The first monograph of Various & Gould’s work is a medium-sized hardcover book that features instructive and illustrative images of their works placed illegally in the streets, created in the studio, presented in galleries, and, in one case, Papier-mâchéd upon public sculptures of Marx and Engels. The work is delivered with sincere scholarship and humor, even during the process of creation, public interaction, and mid-degradation due to natural elements.

The campaigns on the street are formed with a knowledge of politics, history, and social commentary, providing viewers with a greater appreciation of the tribe-like mentality humans possess just beneath the veneer of civility – a dry timber poised to be sparked into flame. For example, the Wanted Witches campaign placed 13 portraits of modern pioneers in socio-political issues painted with phosphorus and encouraged viewers to light a match on them, taking public interaction beyond the realms with which we are familiar. The carefully planned and executed installation on city streets powerfully elevated the saint-like sacrifice of people who push ahead of us, sometimes burned at the stake as witches – whether literally or perhaps via a hostile media and politicized rhetoric.
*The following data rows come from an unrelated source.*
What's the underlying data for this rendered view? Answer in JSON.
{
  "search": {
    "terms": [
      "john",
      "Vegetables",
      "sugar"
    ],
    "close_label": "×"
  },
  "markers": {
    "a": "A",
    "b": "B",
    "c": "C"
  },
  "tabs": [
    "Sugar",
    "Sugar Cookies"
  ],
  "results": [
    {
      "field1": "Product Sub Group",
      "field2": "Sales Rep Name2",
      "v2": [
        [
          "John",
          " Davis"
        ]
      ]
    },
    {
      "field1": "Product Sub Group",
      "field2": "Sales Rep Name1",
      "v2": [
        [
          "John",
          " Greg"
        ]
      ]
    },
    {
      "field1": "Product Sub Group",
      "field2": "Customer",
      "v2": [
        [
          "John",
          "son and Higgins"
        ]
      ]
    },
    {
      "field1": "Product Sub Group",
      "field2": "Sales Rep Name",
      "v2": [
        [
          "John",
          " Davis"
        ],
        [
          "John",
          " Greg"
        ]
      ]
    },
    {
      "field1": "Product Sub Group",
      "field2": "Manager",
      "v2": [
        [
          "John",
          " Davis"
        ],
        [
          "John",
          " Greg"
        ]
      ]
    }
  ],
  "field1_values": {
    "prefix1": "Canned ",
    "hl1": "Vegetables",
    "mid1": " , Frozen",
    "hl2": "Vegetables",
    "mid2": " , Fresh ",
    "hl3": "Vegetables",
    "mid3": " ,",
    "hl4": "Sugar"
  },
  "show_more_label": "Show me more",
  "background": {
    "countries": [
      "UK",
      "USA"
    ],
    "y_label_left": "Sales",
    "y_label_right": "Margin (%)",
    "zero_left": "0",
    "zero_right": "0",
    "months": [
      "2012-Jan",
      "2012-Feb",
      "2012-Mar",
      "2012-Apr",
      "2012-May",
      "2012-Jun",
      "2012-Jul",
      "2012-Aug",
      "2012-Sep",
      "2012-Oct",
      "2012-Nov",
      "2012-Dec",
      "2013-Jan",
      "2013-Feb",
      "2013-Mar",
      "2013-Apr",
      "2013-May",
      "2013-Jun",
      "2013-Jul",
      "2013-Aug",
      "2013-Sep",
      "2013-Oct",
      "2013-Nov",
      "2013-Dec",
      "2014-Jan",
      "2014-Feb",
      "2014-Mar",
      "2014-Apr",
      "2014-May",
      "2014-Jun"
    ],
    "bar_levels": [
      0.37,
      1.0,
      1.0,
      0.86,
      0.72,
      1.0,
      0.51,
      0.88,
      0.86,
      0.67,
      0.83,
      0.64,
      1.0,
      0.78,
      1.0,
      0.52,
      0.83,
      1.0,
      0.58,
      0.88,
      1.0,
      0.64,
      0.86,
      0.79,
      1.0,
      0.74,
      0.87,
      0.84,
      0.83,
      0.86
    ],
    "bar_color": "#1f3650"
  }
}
At the root of much of V&G’s work is an examination of identity; its malleability, fluidity, and perceived relevance in societal strata. Many projects meditate on our flexible selves, as in Identikit, which interchanges personalities and keywords to present tensions and examine associations; St. Nimmerlein, which mocks the arbitrary power of declaring sainthood with fictional personas who surely don’t deserve it; and Face Time, a Dadaist study that combines the likenesses and features of many into implausible yet familiar glitch-humans. The early campaign Rabotniki mixes and matches bodies, parts, genders, classes, and identities in a handmade heart-conscious way.

Theirs is a unique cut-and-wheat paste approach; an improvisational technique that allows for discovery, insight, and humor. It translates well to their respected contemporary art practice. “Permanently Improvised” is a celebration of V&G’s unique approach to street art and their storied contribution to the Berlin street art scene and beyond.

Text: Steven P. Harrington and Jaime Rojo Fotos: Sebastian Kläbsch